A view of the harbour area Skerries is the most easterly of Shetland’s islands and is a great place for birdlife (including migrants), wildflowers and sea life, and popular with divers to the many shipwrecks around the coastline. Lying 24 miles northeast of Lerwick, the isles boast some of the most beautiful natural harbours and sounds in Shetland, carved through erosion and sea-level rise.
Housay and Bruray (the east and west isles), the uninhabited Grunay, and many other islets and rocks make up Skerries. The total land area is less than two miles square (consisting of a variety of rock types ranging from the bare outcrops of gneiss along the coasts to the fertile limestone band through the centre of the islands) and there is one mile of road.
Bird watching and botany are of major interest, with many of the UK’s rarest birds and flowers to be seen. Rare migrants have included dark eyed junco, Isabelline shrike, pine bunting and thick-billed warbler. Resident wildlife includes seabirds, seals and otters. Sea pinks are abundant on the cliff tops and alpine and meadow flowers give a colourful show in the fields and verges.
The seas around Skerries offer some of the best diving in Britain with crystal clear waters warmed by the passing North Atlantic Drift. Interesting shipwrecks include the Dutch East Indiamen Kennemerland (1664) and De Liefde (1711), and the Danish warship Wrangels Palais (1677). Artefacts can be seen in the Shetland Museum. Wood, procured from the wrecked German sailing ship Norwind (1906), was put to good use by islanders.
The idyllic setting of Out Skerries Bound Skerry lighthouse (now automatic) was built at a cost of £21,000 in 1857. This is Shetland’s easternmost point and Robert Louis Stevenson’s signature appears in the visitors’ book. The lightkeepers were housed on Grunay.
The name Out Skerries is from (ON) sker – a rock in the sea; Housay is from húsey – house island; and Bruray from brú – bridge (the island forming a ‘bridge’ between Housay and Grunay (ON groeney – green isle).
Skerries has two shops (post office in West Isle shop), a kirk and public hall. Although the resident population has dwindled recently, due mainly to the closure of the isles’ salmon business, the community is determined to overcome this setback and still offers its well-known warm welcome and generous hospitality to all.
The inter-island ro-ro ferry sails from Vidlin and sometimes from Lerwick.
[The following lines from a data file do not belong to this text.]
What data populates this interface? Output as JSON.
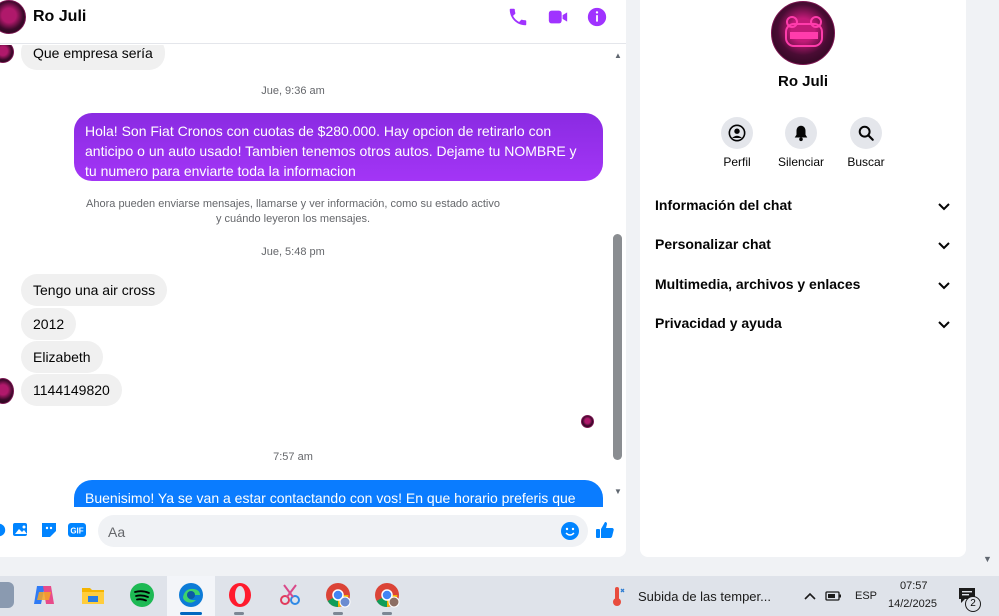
{
  "chat": {
    "contact_name": "Ro Juli",
    "messages": {
      "first_incoming": "Que empresa sería",
      "time_1": "Jue, 9:36 am",
      "outgoing_1": "Hola! Son Fiat Cronos con cuotas de $280.000. Hay opcion de retirarlo con anticipo o un auto usado! Tambien tenemos otros autos. Dejame tu NOMBRE y tu numero para enviarte toda la informacion",
      "system_line_1": "Ahora pueden enviarse mensajes, llamarse y ver información, como su estado activo",
      "system_line_2": "y cuándo leyeron los mensajes.",
      "time_2": "Jue, 5:48 pm",
      "incoming_1": "Tengo una air cross",
      "incoming_2": "2012",
      "incoming_3": "Elizabeth",
      "incoming_4": "1144149820",
      "time_3": "7:57 am",
      "outgoing_2": "Buenisimo! Ya se van a estar contactando con vos! En que horario preferis que se"
    },
    "composer": {
      "placeholder": "Aa"
    }
  },
  "info": {
    "profile_name": "Ro Juli",
    "actions": [
      {
        "label": "Perfil",
        "icon": "profile-icon"
      },
      {
        "label": "Silenciar",
        "icon": "bell-icon"
      },
      {
        "label": "Buscar",
        "icon": "search-icon"
      }
    ],
    "sections": [
      "Información del chat",
      "Personalizar chat",
      "Multimedia, archivos y enlaces",
      "Privacidad y ayuda"
    ]
  },
  "taskbar": {
    "weather_text": "Subida de las temper...",
    "language": "ESP",
    "time": "07:57",
    "date": "14/2/2025",
    "notification_count": "2"
  },
  "colors": {
    "messenger_purple": "#a033ff",
    "outgoing_gradient_top": "#8a2be2",
    "outgoing_blue": "#0a7cff",
    "accent_blue": "#0084ff"
  }
}
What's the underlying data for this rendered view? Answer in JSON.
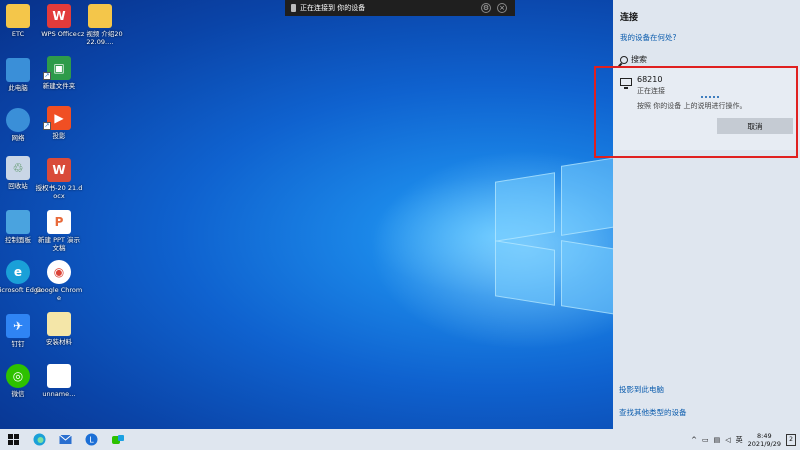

Bookings to 01595 745804; ferry information 01595 743975; www.shetland.gov.uk/ferries.
For details of visitor berths at the marina see www.shetland.gov.uk/ports/yachting.
For accommodation options check with Visit Scotland.
Visit The Shetland Times Bookshop for a great selection of books, maps, guides and gifts.